---- Records for this task

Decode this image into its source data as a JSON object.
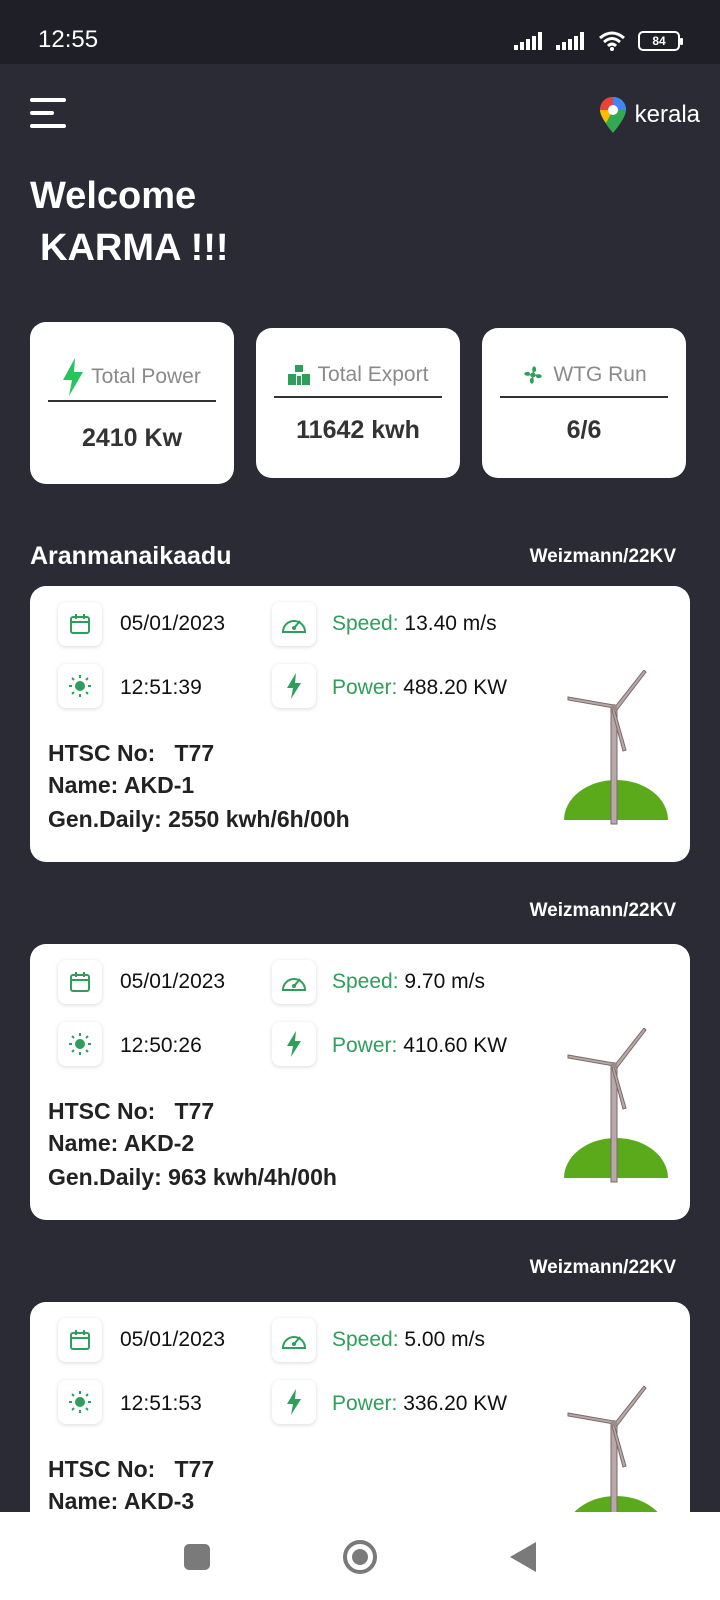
{
  "status_bar": {
    "time": "12:55",
    "battery": "84"
  },
  "header": {
    "location": "kerala"
  },
  "welcome": {
    "line1": "Welcome",
    "line2": "KARMA !!!"
  },
  "stats": [
    {
      "label": "Total Power",
      "value": "2410 Kw",
      "icon": "bolt-icon"
    },
    {
      "label": "Total Export",
      "value": "11642  kwh",
      "icon": "export-icon"
    },
    {
      "label": "WTG Run",
      "value": "6/6",
      "icon": "fan-icon"
    }
  ],
  "section": {
    "title": "Aranmanaikaadu"
  },
  "labels": {
    "speed": "Speed:",
    "power": "Power:",
    "htsc": "HTSC No:",
    "name": "Name:",
    "gen": "Gen.Daily:"
  },
  "turbines": [
    {
      "source": "Weizmann/22KV",
      "date": "05/01/2023",
      "time": "12:51:39",
      "speed": "13.40 m/s",
      "power": "488.20 KW",
      "htsc": "T77",
      "name": "AKD-1",
      "gen": "2550 kwh/6h/00h"
    },
    {
      "source": "Weizmann/22KV",
      "date": "05/01/2023",
      "time": "12:50:26",
      "speed": "9.70 m/s",
      "power": "410.60 KW",
      "htsc": "T77",
      "name": "AKD-2",
      "gen": "963 kwh/4h/00h"
    },
    {
      "source": "Weizmann/22KV",
      "date": "05/01/2023",
      "time": "12:51:53",
      "speed": "5.00 m/s",
      "power": "336.20 KW",
      "htsc": "T77",
      "name": "AKD-3",
      "gen": ""
    }
  ],
  "colors": {
    "accent": "#2e9e5b",
    "background": "#2b2b36",
    "bolt": "#22c55e",
    "hill": "#5aaa1c"
  }
}
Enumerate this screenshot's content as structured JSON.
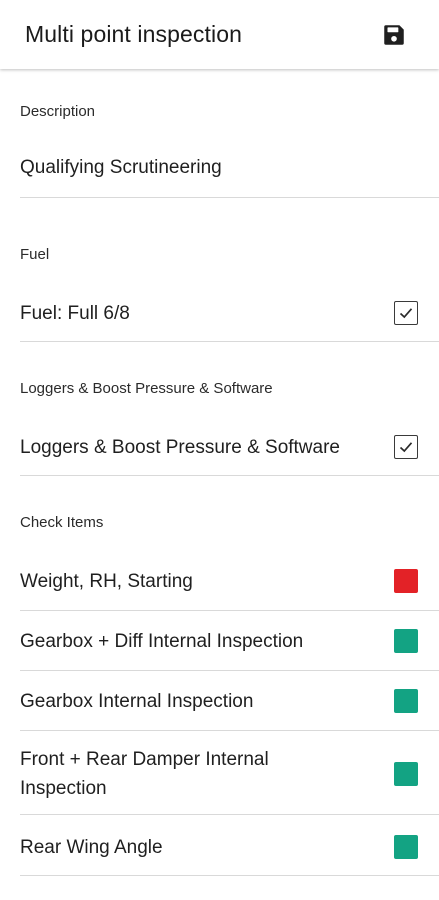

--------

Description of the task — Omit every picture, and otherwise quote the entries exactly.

Solution below —
Decode this image into its source data as a JSON object.
{
  "status_bar": {
    "time": "12:55",
    "battery": "84"
  },
  "header": {
    "location": "kerala"
  },
  "welcome": {
    "line1": "Welcome",
    "line2": "KARMA !!!"
  },
  "stats": [
    {
      "label": "Total Power",
      "value": "2410 Kw",
      "icon": "bolt-icon"
    },
    {
      "label": "Total Export",
      "value": "11642  kwh",
      "icon": "export-icon"
    },
    {
      "label": "WTG Run",
      "value": "6/6",
      "icon": "fan-icon"
    }
  ],
  "section": {
    "title": "Aranmanaikaadu"
  },
  "labels": {
    "speed": "Speed:",
    "power": "Power:",
    "htsc": "HTSC No:",
    "name": "Name:",
    "gen": "Gen.Daily:"
  },
  "turbines": [
    {
      "source": "Weizmann/22KV",
      "date": "05/01/2023",
      "time": "12:51:39",
      "speed": "13.40 m/s",
      "power": "488.20 KW",
      "htsc": "T77",
      "name": "AKD-1",
      "gen": "2550 kwh/6h/00h"
    },
    {
      "source": "Weizmann/22KV",
      "date": "05/01/2023",
      "time": "12:50:26",
      "speed": "9.70 m/s",
      "power": "410.60 KW",
      "htsc": "T77",
      "name": "AKD-2",
      "gen": "963 kwh/4h/00h"
    },
    {
      "source": "Weizmann/22KV",
      "date": "05/01/2023",
      "time": "12:51:53",
      "speed": "5.00 m/s",
      "power": "336.20 KW",
      "htsc": "T77",
      "name": "AKD-3",
      "gen": ""
    }
  ],
  "colors": {
    "accent": "#2e9e5b",
    "background": "#2b2b36",
    "bolt": "#22c55e",
    "hill": "#5aaa1c"
  }
}
Enumerate this screenshot's content as structured JSON.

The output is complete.